The approach has been adapted to fit the Ethiopian context, as explained by Hagar ElDidi, research analyst at the International Food Policy Research Institute (IFPRI):
“We take into account the types of water intensive- and water-saving crops that are common in these areas and consider the shallow groundwater levels in Ethiopia. From initial visits to the communities we had targeted, we found that their wells are usually quite shallow. When the water table falls, farmers dig deeper, but using pumps at this depth becomes too costly and farmers have to resort to using buckets, which is more labor intensive and therefore limits the size of their irrigated area to vegetable gardens only. All of this has implications for how groundwater can best be governed.”
Unlike in for example India, groundwater scarcity is not clearly visible, nor very alarming, in Ethiopia. At least not yet.
“Because small scale irrigation is expanding, now is a good time to increase farmers’ understanding of how they, through collective action, can prevent groundwater depletion in the future,” said ElDidi.
Playing community games to plant new perspectives
So far, the ILSSI team has carried out a preliminary test of the behavioral games approach in three villages, and the team of local collaborators and facilitators is currently in the field rolling out the games, community discussions, and related surveys in 15 villages around Butajra town and within the Southern Nations, Nationalities, and People’s Region. Another 15 villages will also be surveyed, although without playing the games, to provide a basis for comparison.
The use of groundwater for irrigation is a recent phenomenon in these areas, but has picked up particularly during the past five years, according to Fekadu Gelaw, assistant professor of Agricultural Economics, Institutional and Behavioral Economics at Haramaya University in Ethiopia, who leads ILSSI’s fieldwork.
“As a result, farmers have not yet faced a dramatic change in the groundwater level. None of the communities we have visited so far have any rules—informal or formal—about groundwater use, well digging, crop choice, investments by outsiders, and so on,” said Gelaw. “For now, the Ethiopian government is also promoting the extensive use of groundwater and even provides free motorized pumps to groups of farmers.”
Reflecting on exchanges with communities in the past weeks, Fekadu Gelaw indicated that before the experimental game was played, the majority of community members perceived that the increased use of groundwater for irrigation will have no effect on the groundwater level. Many even believed that groundwater level is not affected by the number of irrigators, nor by the type of crops grown through irrigation, and almost all community members believed that rules for groundwater use were unnecessary.

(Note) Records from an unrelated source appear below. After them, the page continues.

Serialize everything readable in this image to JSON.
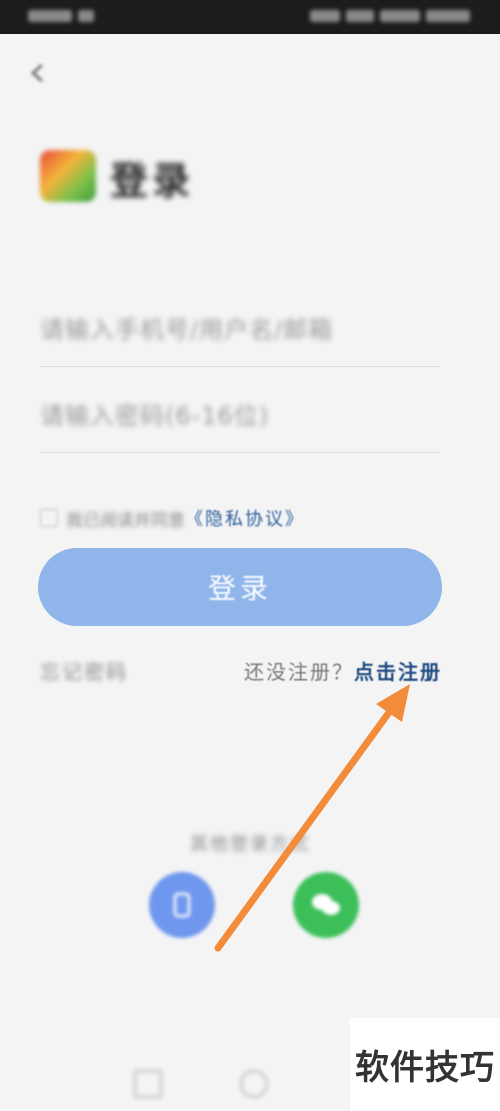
{
  "status_bar": {
    "time": "",
    "indicators": ""
  },
  "header": {
    "back_icon": "arrow-left-icon"
  },
  "app": {
    "title": "登录",
    "subtitle": "",
    "logo_icon": "app-logo-icon"
  },
  "form": {
    "phone_placeholder": "请输入手机号/用户名/邮箱",
    "password_placeholder": "请输入密码(6-16位)",
    "agree_text": "我已阅读并同意",
    "privacy_link": "《隐私协议》",
    "login_label": "登录"
  },
  "links": {
    "forgot_password": "忘记密码",
    "no_account": "还没注册？",
    "register_link": "点击注册"
  },
  "other_login": {
    "title": "其他登录方式",
    "items": [
      {
        "label": "",
        "icon": "phone-login-icon",
        "color": "#6f97ee"
      },
      {
        "label": "",
        "icon": "wechat-icon",
        "color": "#3cbf59"
      }
    ]
  },
  "annotation": {
    "arrow_color": "#f28c3a"
  },
  "watermark": {
    "text": "软件技巧"
  },
  "colors": {
    "primary_button": "#8fb5ea",
    "link": "#1f4a7f"
  }
}
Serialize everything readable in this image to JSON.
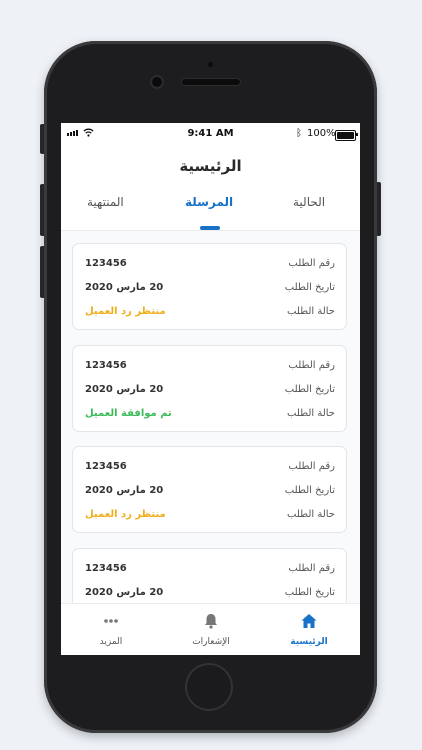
{
  "status_bar": {
    "time": "9:41 AM",
    "battery": "100%"
  },
  "header": {
    "title": "الرئيسية"
  },
  "tabs": [
    {
      "label": "المنتهية"
    },
    {
      "label": "المرسلة",
      "active": true
    },
    {
      "label": "الحالية"
    }
  ],
  "labels": {
    "order_number": "رقم الطلب",
    "order_date": "تاريخ الطلب",
    "order_status": "حالة الطلب"
  },
  "orders": [
    {
      "number": "123456",
      "date": "20 مارس 2020",
      "status": "منتظر رد العميل",
      "status_color": "#f0ad1c"
    },
    {
      "number": "123456",
      "date": "20 مارس 2020",
      "status": "تم موافقة العميل",
      "status_color": "#3dbb5a"
    },
    {
      "number": "123456",
      "date": "20 مارس 2020",
      "status": "منتظر رد العميل",
      "status_color": "#f0ad1c"
    },
    {
      "number": "123456",
      "date": "20 مارس 2020"
    }
  ],
  "bottom_nav": {
    "more": {
      "label": "المزيد",
      "icon": "more-dots-icon"
    },
    "notifications": {
      "label": "الإشعارات",
      "icon": "bell-icon"
    },
    "home": {
      "label": "الرئيسية",
      "icon": "home-icon",
      "active": true
    }
  },
  "colors": {
    "accent": "#1a72c8",
    "pending": "#f0ad1c",
    "approved": "#3dbb5a"
  }
}
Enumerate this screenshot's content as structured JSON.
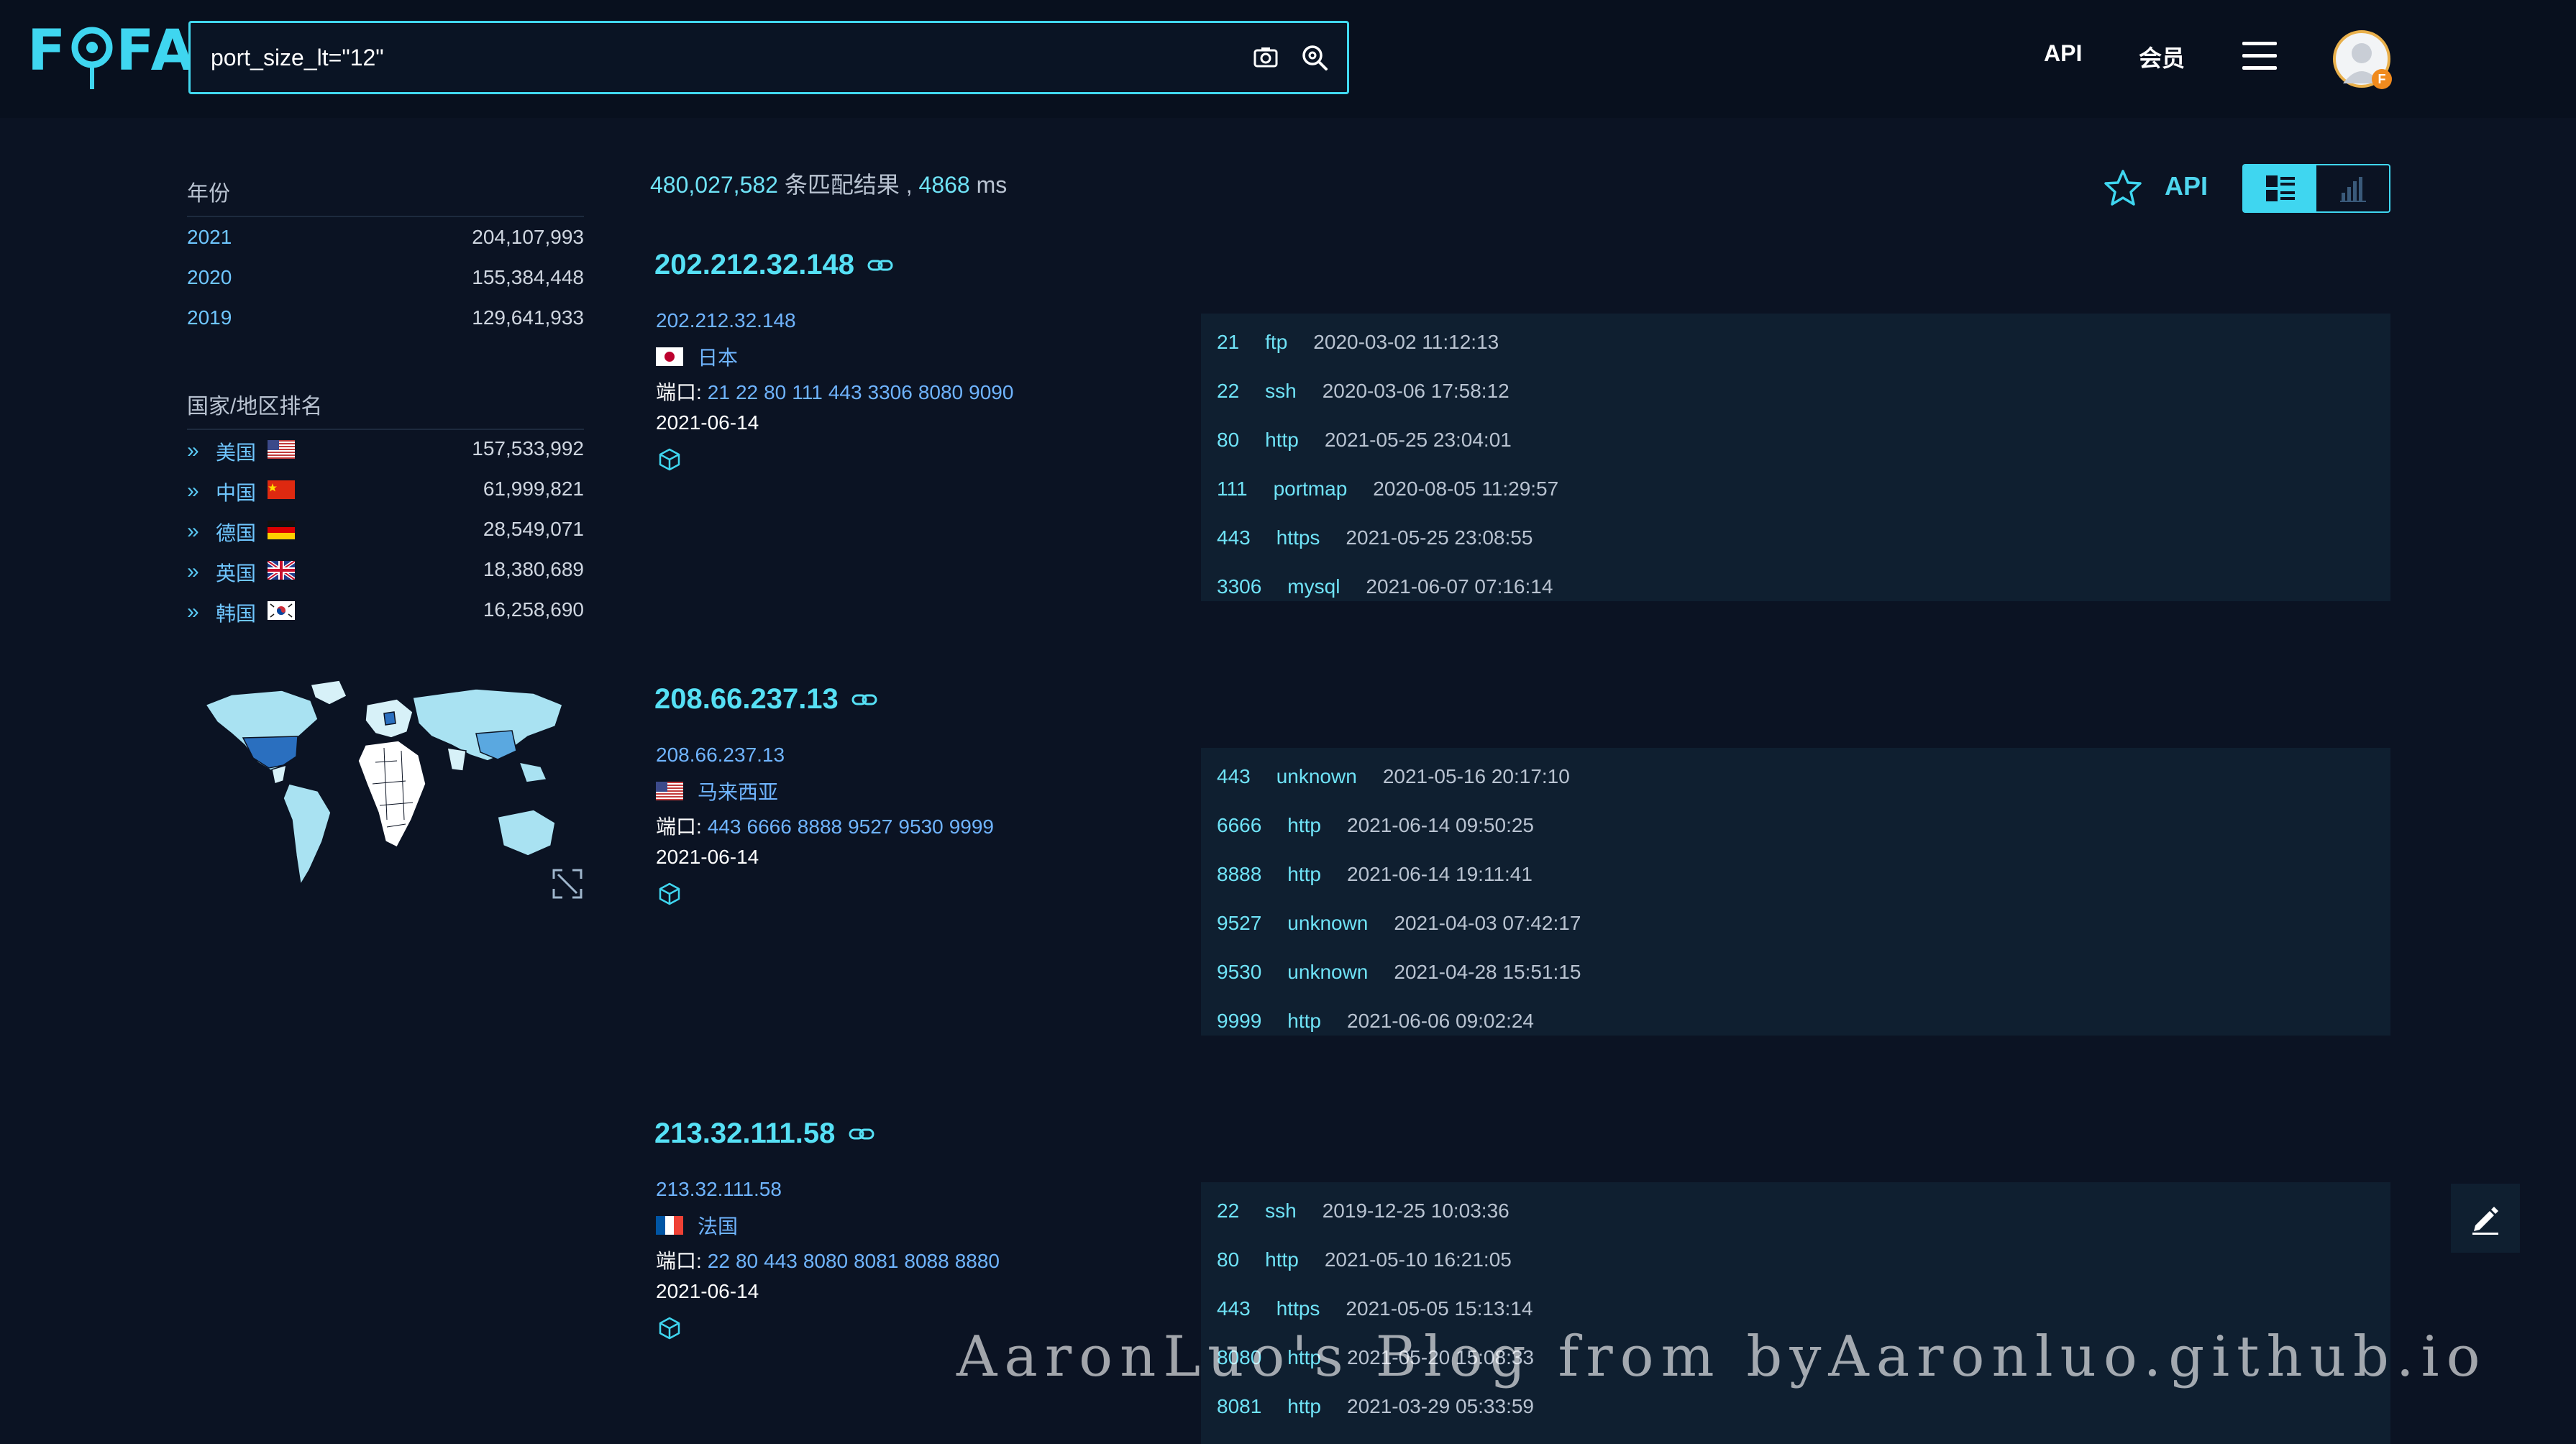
{
  "header": {
    "logo_text": "FOFA",
    "search_value": "port_size_lt=\"12\"",
    "nav_api": "API",
    "nav_member": "会员",
    "avatar_badge": "F"
  },
  "sidebar": {
    "year_heading": "年份",
    "years": [
      {
        "label": "2021",
        "count": "204,107,993"
      },
      {
        "label": "2020",
        "count": "155,384,448"
      },
      {
        "label": "2019",
        "count": "129,641,933"
      }
    ],
    "country_heading": "国家/地区排名",
    "countries": [
      {
        "label": "美国",
        "flag": "us-flag",
        "count": "157,533,992"
      },
      {
        "label": "中国",
        "flag": "cn-flag",
        "count": "61,999,821"
      },
      {
        "label": "德国",
        "flag": "de-flag",
        "count": "28,549,071"
      },
      {
        "label": "英国",
        "flag": "gb-flag",
        "count": "18,380,689"
      },
      {
        "label": "韩国",
        "flag": "kr-flag",
        "count": "16,258,690"
      }
    ]
  },
  "summary": {
    "count": "480,027,582",
    "count_suffix": " 条匹配结果 , ",
    "time": "4868",
    "time_unit": " ms"
  },
  "toolbar": {
    "api_label": "API"
  },
  "results": [
    {
      "title": "202.212.32.148",
      "ip": "202.212.32.148",
      "country": "日本",
      "flag": "jp-flag",
      "ports_label": "端口:",
      "ports": [
        "21",
        "22",
        "80",
        "111",
        "443",
        "3306",
        "8080",
        "9090"
      ],
      "date": "2021-06-14",
      "services": [
        {
          "port": "21",
          "protocol": "ftp",
          "time": "2020-03-02 11:12:13"
        },
        {
          "port": "22",
          "protocol": "ssh",
          "time": "2020-03-06 17:58:12"
        },
        {
          "port": "80",
          "protocol": "http",
          "time": "2021-05-25 23:04:01"
        },
        {
          "port": "111",
          "protocol": "portmap",
          "time": "2020-08-05 11:29:57"
        },
        {
          "port": "443",
          "protocol": "https",
          "time": "2021-05-25 23:08:55"
        },
        {
          "port": "3306",
          "protocol": "mysql",
          "time": "2021-06-07 07:16:14"
        }
      ]
    },
    {
      "title": "208.66.237.13",
      "ip": "208.66.237.13",
      "country": "马来西亚",
      "flag": "us-flag",
      "ports_label": "端口:",
      "ports": [
        "443",
        "6666",
        "8888",
        "9527",
        "9530",
        "9999"
      ],
      "date": "2021-06-14",
      "services": [
        {
          "port": "443",
          "protocol": "unknown",
          "time": "2021-05-16 20:17:10"
        },
        {
          "port": "6666",
          "protocol": "http",
          "time": "2021-06-14 09:50:25"
        },
        {
          "port": "8888",
          "protocol": "http",
          "time": "2021-06-14 19:11:41"
        },
        {
          "port": "9527",
          "protocol": "unknown",
          "time": "2021-04-03 07:42:17"
        },
        {
          "port": "9530",
          "protocol": "unknown",
          "time": "2021-04-28 15:51:15"
        },
        {
          "port": "9999",
          "protocol": "http",
          "time": "2021-06-06 09:02:24"
        }
      ]
    },
    {
      "title": "213.32.111.58",
      "ip": "213.32.111.58",
      "country": "法国",
      "flag": "fr-flag",
      "ports_label": "端口:",
      "ports": [
        "22",
        "80",
        "443",
        "8080",
        "8081",
        "8088",
        "8880"
      ],
      "date": "2021-06-14",
      "services": [
        {
          "port": "22",
          "protocol": "ssh",
          "time": "2019-12-25 10:03:36"
        },
        {
          "port": "80",
          "protocol": "http",
          "time": "2021-05-10 16:21:05"
        },
        {
          "port": "443",
          "protocol": "https",
          "time": "2021-05-05 15:13:14"
        },
        {
          "port": "8080",
          "protocol": "http",
          "time": "2021-05-20 15:08:33"
        },
        {
          "port": "8081",
          "protocol": "http",
          "time": "2021-03-29 05:33:59"
        }
      ]
    }
  ],
  "watermark": "AaronLuo's Blog from byAaronluo.github.io",
  "colors": {
    "accent": "#3fd6f0",
    "background": "#0b1323",
    "panel": "#0f1f30",
    "link": "#6fb4ff"
  }
}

“All of this dramatically changes after the game,” noted Fekadu Gelaw. “The game seems to have triggered community members to think about an issue they have never thought of before. After the game, most propose establishing rules on groundwater governance, especially rules to regulate groundwater use by small scale investors that cultivate irrigated crops on land rented from community members.”
The fieldwork, which was permitted by the Ethiopian Public Health Institute (EPHI), is moving ahead in the coming weeks, with the ILSSI team taking all necessary measures to safely conduct the work despite the COVID-19 pandemic. The team supplies the necessary personal protective equipment to all individuals participating in the games, interviews, and discussions, encourages frequent use of hand sanitzer, and observes social distancing measures.
In six months, a round of follow-up visits to the communities is planned to examine to which extent the insights brought about by the games has an effect on groundwater governance over the long term.